While internet scams are the new rage among scam artists and con men there is still an unbelievable amount of money scammed out from the hands of the innocent every day through postal mail scams. That’s why we’re going to share with you seven of the most common mail scams around. Make sure to share them with your loved ones, friends, and coworkers.
1. Fake checks and money orders, usually accompanied by a letter asking the victim to bank the money and wire a portion on to a third party. We know this postal fraud well — the advance fee scam or Nigerian scam.
2. Cross-border fraud. This covers both postal and telemarketing scams, usually promoting dubious investments, phony travel deals and any number of bogus products, from pharmaceuticals to “adult” services.
This is such a big and growing crime that the Federal Trade Commission (FTC) has set up a dedicated website with information and advice.
Global law enforcement agencies have also established an international site dealing with cross-border fraud.
3. Lottery scams. Yes, these bogus announcements that claim you’ve won a fortune on a lottery you didn’t even enter arrive almost as frequently by snail mail as they do in your online inbox.
Lottery scams remain one of the most widespread frauds and, as with their online equivalent, postal scam versions often target older folk.
4. Work from home scams. Although many of these scams originate online, most of them actually involve the postal service.
They include receiving and mailing out checks and goods obtained illegally, ordering supposed training materials for phony jobs, applying for jobs to stuff and mail envelopes, for which victims have to pay an upfront fee for “supplies,” and even getting involved in chain letters and other postal pyramid schemes.
It’s not unknown for thieves to totally remove blue mail collection boxes from street locations.
The crooks want checks, credit cards and account statements they can use for identity theft.
In a single year, US Postal Inspectors arrested over 6,000 mail theft suspects.
You can reduce the risk of becoming a victim of this postal scam by never mailing cash, always emptying your mailbox promptly, sounding the alert if an expected check doesn’t arrive, never leaving outgoing mail in your box overnight, and holding your mail when you’re going away.
You can hold mail easily online now, or by phone.
6. Change of address scam.

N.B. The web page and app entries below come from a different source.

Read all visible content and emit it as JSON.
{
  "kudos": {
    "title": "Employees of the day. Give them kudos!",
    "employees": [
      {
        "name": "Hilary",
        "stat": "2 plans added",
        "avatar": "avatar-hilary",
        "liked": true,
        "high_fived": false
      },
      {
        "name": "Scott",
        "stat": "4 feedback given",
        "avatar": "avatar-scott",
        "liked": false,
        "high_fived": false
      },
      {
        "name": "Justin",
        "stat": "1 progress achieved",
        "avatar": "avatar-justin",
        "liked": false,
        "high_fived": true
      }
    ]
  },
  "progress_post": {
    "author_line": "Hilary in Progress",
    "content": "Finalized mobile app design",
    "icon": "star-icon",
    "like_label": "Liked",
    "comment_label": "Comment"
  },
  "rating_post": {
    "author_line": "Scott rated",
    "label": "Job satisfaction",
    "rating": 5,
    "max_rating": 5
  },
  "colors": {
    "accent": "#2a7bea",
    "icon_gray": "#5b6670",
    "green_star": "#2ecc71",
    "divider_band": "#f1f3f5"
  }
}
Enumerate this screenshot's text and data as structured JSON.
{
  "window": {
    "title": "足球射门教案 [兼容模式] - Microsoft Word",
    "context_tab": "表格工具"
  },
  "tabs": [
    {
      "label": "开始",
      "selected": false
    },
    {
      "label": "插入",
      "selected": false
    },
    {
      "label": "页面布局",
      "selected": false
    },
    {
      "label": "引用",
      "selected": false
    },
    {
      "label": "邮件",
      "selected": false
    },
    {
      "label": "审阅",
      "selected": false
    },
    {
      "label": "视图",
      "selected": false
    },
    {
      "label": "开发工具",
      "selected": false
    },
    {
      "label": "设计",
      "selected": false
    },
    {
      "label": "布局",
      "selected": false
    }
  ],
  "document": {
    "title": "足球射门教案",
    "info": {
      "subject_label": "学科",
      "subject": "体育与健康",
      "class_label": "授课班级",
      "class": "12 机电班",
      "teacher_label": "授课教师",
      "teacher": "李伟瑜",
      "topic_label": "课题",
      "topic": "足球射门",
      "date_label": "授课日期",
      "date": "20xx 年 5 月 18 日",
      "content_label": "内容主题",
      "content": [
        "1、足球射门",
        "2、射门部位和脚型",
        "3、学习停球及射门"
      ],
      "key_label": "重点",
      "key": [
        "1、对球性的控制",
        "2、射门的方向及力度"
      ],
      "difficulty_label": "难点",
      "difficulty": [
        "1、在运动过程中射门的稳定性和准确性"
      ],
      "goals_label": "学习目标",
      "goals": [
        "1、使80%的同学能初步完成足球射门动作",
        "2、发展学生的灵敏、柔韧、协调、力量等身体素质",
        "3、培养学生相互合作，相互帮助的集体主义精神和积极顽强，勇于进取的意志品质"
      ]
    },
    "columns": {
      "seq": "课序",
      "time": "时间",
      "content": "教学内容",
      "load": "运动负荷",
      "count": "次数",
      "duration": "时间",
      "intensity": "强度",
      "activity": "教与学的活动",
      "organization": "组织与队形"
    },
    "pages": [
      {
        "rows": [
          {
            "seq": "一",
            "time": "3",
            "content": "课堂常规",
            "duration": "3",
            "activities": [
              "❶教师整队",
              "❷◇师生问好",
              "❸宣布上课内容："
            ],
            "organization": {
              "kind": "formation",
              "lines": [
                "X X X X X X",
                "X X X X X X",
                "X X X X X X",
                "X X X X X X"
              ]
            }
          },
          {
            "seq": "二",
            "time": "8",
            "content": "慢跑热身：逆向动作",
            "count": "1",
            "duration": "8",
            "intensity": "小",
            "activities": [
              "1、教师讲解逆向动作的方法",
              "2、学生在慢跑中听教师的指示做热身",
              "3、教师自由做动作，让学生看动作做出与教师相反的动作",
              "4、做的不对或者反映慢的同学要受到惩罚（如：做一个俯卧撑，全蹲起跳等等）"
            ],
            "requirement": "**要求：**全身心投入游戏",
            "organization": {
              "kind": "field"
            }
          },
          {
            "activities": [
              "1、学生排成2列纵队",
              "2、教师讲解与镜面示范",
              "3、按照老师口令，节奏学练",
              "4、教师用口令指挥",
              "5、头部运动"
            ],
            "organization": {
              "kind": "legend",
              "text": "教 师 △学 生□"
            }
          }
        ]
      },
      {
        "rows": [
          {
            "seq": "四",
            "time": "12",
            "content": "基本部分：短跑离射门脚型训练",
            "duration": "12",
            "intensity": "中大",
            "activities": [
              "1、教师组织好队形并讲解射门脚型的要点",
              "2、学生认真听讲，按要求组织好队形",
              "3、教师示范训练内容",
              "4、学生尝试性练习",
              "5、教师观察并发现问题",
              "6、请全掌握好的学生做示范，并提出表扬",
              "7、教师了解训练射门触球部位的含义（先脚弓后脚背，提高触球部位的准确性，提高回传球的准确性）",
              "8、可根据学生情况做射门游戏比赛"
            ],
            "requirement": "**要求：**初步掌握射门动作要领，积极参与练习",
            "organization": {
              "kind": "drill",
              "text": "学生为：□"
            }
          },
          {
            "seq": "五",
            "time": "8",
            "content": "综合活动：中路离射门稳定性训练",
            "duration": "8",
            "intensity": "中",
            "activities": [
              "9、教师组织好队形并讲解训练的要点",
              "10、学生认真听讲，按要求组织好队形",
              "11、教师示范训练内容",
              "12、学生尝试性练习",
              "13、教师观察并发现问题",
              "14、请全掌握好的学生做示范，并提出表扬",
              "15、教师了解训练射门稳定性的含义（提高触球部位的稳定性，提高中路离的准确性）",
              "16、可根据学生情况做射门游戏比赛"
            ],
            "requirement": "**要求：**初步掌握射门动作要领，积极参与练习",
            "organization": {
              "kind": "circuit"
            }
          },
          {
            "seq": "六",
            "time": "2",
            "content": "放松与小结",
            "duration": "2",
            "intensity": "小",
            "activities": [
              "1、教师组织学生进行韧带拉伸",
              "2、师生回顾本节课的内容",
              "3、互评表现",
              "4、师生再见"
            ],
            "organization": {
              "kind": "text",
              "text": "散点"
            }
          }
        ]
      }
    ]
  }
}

This type of postal fraud comes in two varieties, both of which are used for identity theft:
* In the first instance, a crook changes your address so that all your mail gets diverted to them. They can steal whatever information they need before the victim notices something is wrong.
* More commonly, the scammer has already stolen the victim’s identity and arranges for credit card bills taken out in the victim’s name to go to another address.
The USPS now conducts security checks when notified of an address change, but, if you’re used to getting mail every day, contact them after a couple of empty days.
Monitoring your credit report is the most likely way you’d discover if someone has stolen your identity and is using another address.
7. Failing to safely discard confidential mail and card offers. If you just throw these items into the trash, you’re inviting trouble.
Criminals do hunt through people’s garbage for information they could use for identity theft and will use your “You’ve been pre-approved” credit card invitations to open accounts in your name and then divert the bills to another address, as mentioned in Scam Number 6 above. Buy a shredder and always thoroughly destroy these documents.